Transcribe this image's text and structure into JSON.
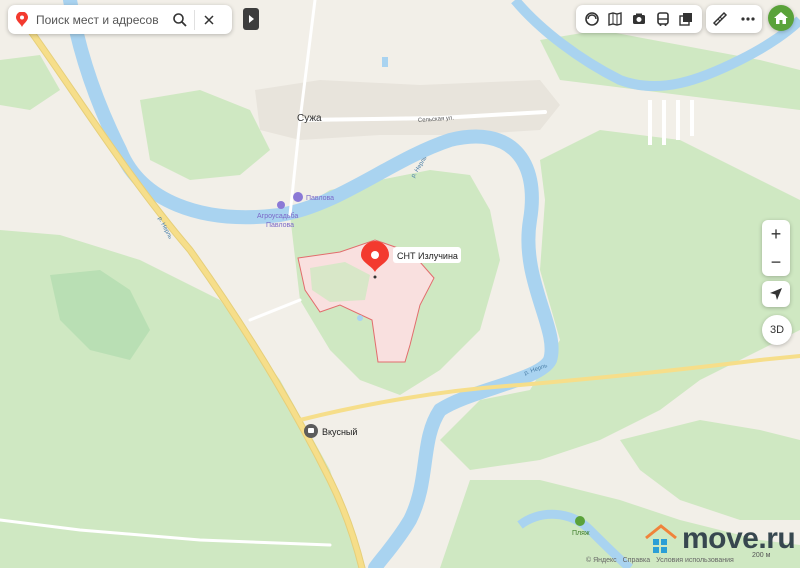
{
  "search": {
    "placeholder": "Поиск мест и адресов"
  },
  "icons": {
    "search": "magnifier-icon",
    "clear": "close-icon",
    "collapse": "chevron-right-icon",
    "layers": [
      "panorama-icon",
      "photo-icon",
      "camera-icon",
      "transit-icon",
      "layers-icon"
    ],
    "ruler": "ruler-icon",
    "more": "more-icon"
  },
  "map": {
    "labels": {
      "village": "Сужа",
      "street": "Сельская ул.",
      "river1": "р. Нерль",
      "river2": "р. Нерль",
      "river3": "р. Нерль",
      "pavlova": "Павлова",
      "agro_line1": "Агроусадьба",
      "agro_line2": "Павлова",
      "marker": "СНТ Излучина",
      "cafe": "Вкусный",
      "beach": "Пляж"
    },
    "colors": {
      "water": "#a9d3f0",
      "forest": "#cfe8c2",
      "road": "#f6de8a",
      "marker": "#f33a2f",
      "plot": "#f9e0df"
    }
  },
  "controls": {
    "zoom_in": "+",
    "zoom_out": "−",
    "threeD": "3D"
  },
  "footer": {
    "copyright": "© Яндекс",
    "help": "Справка",
    "terms": "Условия использования",
    "scale": "200 м"
  },
  "watermark": {
    "brand": "move.ru"
  }
}
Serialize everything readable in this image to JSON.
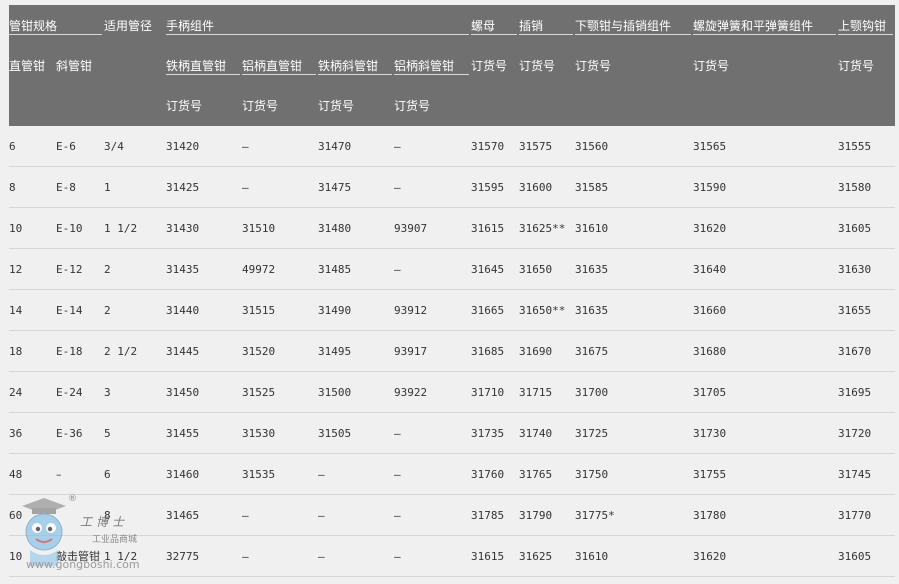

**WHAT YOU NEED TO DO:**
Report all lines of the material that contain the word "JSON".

**THE COMPLETED TASK:**
Transcribe this image's text and structure into JSON.
Serialize everything readable in this image to JSON.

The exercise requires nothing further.